Give Your Deck a Spring Cleaning
Wash, sand, and stain your deck to give it a fresh look for the spring
A long, cold winter can do a number on your deck, leaving it dingy and uninviting. But you can have it looking like new for the spring and summer by giving it a little facelift. We’ll go over how to get your deck cookout-ready with a simple wash, sand, and stain job.
Before you start, however, check to make sure your deck is still in good working order. Take a look underneath it to see if the fasteners and connectors are sound. Examine the wood for any worrisome cracks, rot, or mold growth. Make sure the railing hasn't come loose and the steps are still sturdy. And if your deck is more than 40 years old, make sure carpenter ants and termites haven't gotten into it. Modern decks—those built in the 1980s or since then—are often made with lumber treated with chemicals that insects don't like, but older decks are susceptible to their destruction.
Once you’ve confirmed that your deck is structurally sound, here’s how to spruce it up for the season.
Step 1: Wash
Washing a deck in the summer heat can put stress on the wood, so it’s best to wash it in the cooler months of the spring. Use an oxygenated-bleach cleanser for the scrub-down. Chlorine bleach, even when diluted with water, is very hard on the wood.
Don’t use a power washer for this job, as the concentrated spray will be too much for the wood to handle. A soft scrub brush will do just fine. Test the cleanser’s strength in a small area before you start. It should be able to kill the mildew and remove the dirt in 10 to 15 minutes. If it takes longer than 15 minutes, the mix is too weak; if it takes less than 10 minutes, the mix is too strong.
Thoroughly wash off the cleanser after you’re done.
Step 2: Sand
When the deck is dry, it’s time to sand it. Before you start, though, make sure every exposed screw or nailhead is safely below the wood surface.
Use a four-head random-orbit sander with 80-grit paper on the decking, and a handheld random-orbit sander along the edges. (Sanding pressure-treated wood requires taking special precautions; check the EPA guidelines.) Sand lightly, and stop as soon as the gray is gone. Make sure you vacuum up all the sanding dust before moving onto staining.
Step 3: Stain
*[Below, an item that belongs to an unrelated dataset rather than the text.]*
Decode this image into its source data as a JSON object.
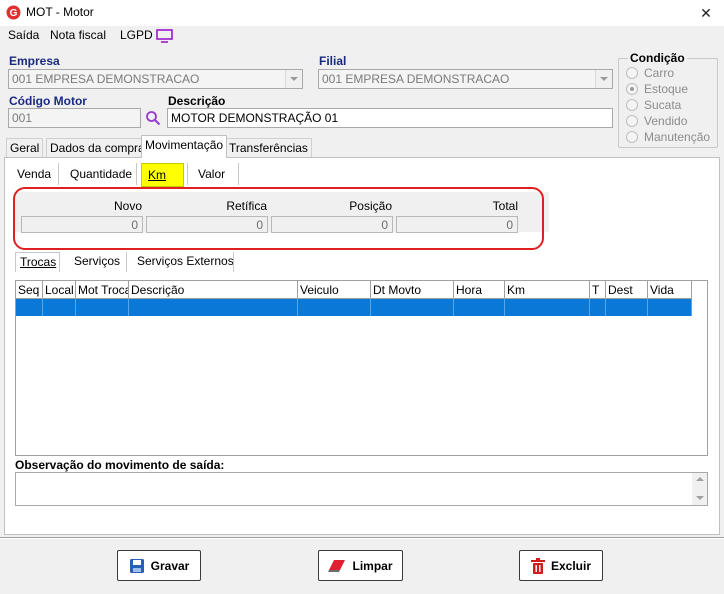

Pour the wood stain you’ve selected into a small bucket, and start by applying it around the edges of the deck using a paintbrush. Then pour some more wood stain into a paint tray and use a lamb’s wool applicator to apply it to the rest of the deck. Use long strokes and apply a generous coating, but make sure it gets spread out well.
Allow the first coat to dry for at least 24 hours, then apply a second coat. A semi-transparent stain should protect the wood for two to three years, depending on the amount of sun exposure.